### Directions for this task
Each line of the entries that mentions the string "ALAT" needs to be reported.

### Source material
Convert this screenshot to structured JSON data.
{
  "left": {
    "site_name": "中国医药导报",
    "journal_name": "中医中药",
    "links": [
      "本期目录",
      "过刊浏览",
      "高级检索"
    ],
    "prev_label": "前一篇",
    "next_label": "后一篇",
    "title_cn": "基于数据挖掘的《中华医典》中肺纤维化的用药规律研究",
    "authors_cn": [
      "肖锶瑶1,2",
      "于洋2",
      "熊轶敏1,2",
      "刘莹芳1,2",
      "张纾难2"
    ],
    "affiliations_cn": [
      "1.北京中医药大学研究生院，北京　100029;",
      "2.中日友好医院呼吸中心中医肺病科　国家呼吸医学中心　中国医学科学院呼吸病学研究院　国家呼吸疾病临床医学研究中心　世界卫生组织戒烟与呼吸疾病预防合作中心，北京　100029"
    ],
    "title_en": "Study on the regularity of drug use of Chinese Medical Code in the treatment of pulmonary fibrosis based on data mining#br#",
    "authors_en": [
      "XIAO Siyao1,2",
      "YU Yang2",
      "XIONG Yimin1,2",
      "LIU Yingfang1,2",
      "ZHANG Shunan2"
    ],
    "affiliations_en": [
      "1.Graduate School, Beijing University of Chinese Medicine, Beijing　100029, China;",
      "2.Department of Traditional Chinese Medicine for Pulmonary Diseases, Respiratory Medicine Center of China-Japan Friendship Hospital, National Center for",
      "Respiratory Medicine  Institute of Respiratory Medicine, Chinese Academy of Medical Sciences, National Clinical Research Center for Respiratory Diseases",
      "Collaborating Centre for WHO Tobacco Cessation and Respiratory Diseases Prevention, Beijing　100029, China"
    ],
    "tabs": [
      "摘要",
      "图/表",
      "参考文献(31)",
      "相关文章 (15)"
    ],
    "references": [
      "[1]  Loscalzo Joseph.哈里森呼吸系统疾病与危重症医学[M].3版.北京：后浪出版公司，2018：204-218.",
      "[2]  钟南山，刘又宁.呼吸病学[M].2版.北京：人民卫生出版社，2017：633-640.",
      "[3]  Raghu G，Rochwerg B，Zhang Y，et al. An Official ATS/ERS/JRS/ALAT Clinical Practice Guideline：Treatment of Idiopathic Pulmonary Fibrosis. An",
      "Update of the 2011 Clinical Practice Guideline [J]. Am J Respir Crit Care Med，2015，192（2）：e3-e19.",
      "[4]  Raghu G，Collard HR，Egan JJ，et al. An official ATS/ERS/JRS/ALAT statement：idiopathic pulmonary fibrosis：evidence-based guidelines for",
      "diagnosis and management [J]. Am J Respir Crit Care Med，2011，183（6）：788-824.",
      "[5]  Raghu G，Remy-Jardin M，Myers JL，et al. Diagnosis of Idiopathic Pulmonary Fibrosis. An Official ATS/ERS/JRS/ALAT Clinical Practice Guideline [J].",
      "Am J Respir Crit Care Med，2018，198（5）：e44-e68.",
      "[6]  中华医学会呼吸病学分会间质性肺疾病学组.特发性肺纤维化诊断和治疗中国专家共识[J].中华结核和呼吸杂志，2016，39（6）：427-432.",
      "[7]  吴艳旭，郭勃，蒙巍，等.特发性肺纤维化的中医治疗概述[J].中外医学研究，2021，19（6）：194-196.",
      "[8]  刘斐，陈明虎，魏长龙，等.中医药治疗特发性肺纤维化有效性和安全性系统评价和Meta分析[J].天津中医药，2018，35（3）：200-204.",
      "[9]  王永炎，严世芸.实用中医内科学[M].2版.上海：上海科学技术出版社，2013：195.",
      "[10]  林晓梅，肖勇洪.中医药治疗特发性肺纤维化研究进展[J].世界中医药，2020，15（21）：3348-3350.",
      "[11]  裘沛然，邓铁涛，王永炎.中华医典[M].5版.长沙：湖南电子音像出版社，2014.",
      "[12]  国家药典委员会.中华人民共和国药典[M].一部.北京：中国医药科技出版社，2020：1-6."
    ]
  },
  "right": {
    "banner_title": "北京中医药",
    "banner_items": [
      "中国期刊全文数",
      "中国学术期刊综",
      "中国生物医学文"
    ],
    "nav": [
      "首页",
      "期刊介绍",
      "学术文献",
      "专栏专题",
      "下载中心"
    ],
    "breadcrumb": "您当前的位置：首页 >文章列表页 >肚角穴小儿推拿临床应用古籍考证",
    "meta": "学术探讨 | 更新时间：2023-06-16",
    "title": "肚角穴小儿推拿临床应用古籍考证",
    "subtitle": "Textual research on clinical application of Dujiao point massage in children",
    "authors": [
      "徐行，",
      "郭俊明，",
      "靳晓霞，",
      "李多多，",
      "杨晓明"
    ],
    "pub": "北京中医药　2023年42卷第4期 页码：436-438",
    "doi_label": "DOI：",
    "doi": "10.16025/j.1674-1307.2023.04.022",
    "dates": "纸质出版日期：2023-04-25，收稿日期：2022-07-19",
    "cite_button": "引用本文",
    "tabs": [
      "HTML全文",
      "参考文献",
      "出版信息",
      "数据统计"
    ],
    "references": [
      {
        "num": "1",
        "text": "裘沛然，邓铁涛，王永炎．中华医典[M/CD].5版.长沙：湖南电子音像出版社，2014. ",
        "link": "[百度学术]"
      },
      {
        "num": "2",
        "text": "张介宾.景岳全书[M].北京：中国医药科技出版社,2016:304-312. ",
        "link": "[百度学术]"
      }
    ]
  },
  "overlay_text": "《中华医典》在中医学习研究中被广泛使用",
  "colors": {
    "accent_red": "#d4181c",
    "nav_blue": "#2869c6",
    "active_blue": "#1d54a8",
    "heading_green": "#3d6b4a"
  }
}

### Written response
      "[3]  Raghu G，Rochwerg B，Zhang Y，et al. An Official ATS/ERS/JRS/ALAT Clinical Practice Guideline：Treatment of Idiopathic Pulmonary Fibrosis. An",
      "[4]  Raghu G，Collard HR，Egan JJ，et al. An official ATS/ERS/JRS/ALAT statement：idiopathic pulmonary fibrosis：evidence-based guidelines for",
      "[5]  Raghu G，Remy-Jardin M，Myers JL，et al. Diagnosis of Idiopathic Pulmonary Fibrosis. An Official ATS/ERS/JRS/ALAT Clinical Practice Guideline [J].",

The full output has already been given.